-- Task details --
Which lines in the records below mention the word "access"? Copy each one out.

### Records ###

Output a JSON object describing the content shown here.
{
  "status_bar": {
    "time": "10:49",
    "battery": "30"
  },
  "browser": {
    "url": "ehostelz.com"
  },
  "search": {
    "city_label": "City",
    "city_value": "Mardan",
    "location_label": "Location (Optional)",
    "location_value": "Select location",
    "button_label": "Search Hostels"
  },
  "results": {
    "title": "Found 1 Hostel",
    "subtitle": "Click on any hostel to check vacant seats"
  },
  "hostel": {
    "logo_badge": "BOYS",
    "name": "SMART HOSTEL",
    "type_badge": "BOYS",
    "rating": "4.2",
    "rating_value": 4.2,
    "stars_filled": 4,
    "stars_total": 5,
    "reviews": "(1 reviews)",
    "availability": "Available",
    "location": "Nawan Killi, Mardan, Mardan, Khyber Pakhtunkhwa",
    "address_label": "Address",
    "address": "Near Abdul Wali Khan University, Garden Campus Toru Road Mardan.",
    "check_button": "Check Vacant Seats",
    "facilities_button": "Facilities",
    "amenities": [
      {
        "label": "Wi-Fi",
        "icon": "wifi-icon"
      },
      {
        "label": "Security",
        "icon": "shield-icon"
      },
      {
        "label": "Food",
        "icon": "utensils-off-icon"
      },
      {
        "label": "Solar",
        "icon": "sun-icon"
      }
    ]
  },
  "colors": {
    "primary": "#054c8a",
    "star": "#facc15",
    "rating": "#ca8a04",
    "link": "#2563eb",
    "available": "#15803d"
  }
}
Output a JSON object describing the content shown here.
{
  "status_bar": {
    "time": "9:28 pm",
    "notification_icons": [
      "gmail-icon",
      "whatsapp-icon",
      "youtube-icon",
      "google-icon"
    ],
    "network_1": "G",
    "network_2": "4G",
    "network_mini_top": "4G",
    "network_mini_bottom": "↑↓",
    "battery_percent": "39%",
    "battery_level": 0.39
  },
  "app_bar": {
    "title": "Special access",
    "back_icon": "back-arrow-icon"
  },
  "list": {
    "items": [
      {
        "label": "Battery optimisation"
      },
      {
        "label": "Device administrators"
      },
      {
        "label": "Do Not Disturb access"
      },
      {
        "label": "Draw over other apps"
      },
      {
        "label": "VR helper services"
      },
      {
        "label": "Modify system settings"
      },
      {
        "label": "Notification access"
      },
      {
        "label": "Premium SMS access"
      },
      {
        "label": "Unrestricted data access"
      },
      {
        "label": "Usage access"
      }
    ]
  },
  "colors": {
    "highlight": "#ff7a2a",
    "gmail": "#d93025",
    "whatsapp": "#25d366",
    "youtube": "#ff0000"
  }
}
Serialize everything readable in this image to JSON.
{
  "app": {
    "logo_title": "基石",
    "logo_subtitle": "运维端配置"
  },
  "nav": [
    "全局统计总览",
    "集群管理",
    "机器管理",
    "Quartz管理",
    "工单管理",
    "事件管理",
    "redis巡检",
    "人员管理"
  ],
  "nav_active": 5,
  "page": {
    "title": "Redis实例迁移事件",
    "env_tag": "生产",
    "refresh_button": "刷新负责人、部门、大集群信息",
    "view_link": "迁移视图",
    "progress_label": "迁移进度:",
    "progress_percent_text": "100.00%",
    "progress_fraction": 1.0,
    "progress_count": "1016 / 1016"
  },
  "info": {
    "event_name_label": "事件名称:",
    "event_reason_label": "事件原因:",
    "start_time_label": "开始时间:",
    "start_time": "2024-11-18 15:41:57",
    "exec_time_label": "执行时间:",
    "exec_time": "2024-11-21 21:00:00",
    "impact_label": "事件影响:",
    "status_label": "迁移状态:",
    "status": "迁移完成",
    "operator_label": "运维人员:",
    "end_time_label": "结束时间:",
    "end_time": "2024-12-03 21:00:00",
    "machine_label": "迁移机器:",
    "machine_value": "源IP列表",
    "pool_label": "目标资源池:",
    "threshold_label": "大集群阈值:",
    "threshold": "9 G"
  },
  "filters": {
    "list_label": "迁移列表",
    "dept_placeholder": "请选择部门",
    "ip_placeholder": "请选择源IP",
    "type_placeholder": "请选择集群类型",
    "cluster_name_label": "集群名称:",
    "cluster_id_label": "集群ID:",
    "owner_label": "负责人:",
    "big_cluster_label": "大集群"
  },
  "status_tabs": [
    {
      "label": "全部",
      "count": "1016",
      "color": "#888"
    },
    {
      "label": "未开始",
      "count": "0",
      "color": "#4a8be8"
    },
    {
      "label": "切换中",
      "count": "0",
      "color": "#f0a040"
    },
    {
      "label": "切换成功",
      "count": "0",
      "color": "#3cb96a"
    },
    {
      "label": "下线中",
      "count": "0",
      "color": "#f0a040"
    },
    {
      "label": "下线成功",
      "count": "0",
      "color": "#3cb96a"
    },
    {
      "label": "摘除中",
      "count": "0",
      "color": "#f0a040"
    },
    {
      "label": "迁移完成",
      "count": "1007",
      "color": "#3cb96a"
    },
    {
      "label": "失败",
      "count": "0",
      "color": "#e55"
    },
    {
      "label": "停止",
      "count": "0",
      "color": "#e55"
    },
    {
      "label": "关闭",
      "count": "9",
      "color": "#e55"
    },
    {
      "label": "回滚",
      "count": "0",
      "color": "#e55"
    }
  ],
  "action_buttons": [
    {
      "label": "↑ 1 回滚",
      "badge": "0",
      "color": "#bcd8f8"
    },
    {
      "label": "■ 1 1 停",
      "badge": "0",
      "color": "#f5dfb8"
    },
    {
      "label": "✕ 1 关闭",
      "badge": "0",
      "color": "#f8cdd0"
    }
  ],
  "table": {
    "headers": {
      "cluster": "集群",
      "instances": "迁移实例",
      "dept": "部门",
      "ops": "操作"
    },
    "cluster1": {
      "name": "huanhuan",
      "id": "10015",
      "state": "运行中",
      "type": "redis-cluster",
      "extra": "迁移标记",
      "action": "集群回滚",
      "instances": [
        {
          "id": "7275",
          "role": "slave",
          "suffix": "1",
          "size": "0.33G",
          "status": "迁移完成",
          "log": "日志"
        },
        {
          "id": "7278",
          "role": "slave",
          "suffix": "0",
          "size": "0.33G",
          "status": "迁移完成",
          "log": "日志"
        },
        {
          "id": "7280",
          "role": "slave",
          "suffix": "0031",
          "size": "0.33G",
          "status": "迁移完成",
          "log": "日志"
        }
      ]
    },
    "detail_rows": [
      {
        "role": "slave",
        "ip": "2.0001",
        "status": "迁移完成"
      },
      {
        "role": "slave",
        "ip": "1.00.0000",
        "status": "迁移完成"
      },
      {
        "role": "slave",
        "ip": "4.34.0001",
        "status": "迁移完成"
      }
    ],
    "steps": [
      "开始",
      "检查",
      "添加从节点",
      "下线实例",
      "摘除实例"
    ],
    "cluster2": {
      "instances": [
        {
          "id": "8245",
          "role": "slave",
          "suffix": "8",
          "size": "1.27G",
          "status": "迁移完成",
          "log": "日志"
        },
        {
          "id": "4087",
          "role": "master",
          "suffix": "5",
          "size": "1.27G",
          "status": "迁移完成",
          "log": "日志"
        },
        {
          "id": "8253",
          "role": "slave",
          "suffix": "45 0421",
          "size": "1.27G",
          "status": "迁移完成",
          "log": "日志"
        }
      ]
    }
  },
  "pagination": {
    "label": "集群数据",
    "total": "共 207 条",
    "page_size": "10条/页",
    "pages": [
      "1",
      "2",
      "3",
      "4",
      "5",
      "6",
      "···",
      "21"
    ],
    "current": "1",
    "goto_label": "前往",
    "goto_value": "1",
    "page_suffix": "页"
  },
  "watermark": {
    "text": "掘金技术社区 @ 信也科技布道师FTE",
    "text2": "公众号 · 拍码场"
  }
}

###

-- Response to the task --
    "title": "Special access",
        "label": "Do Not Disturb access"
        "label": "Notification access"
        "label": "Premium SMS access"
        "label": "Unrestricted data access"
        "label": "Usage access"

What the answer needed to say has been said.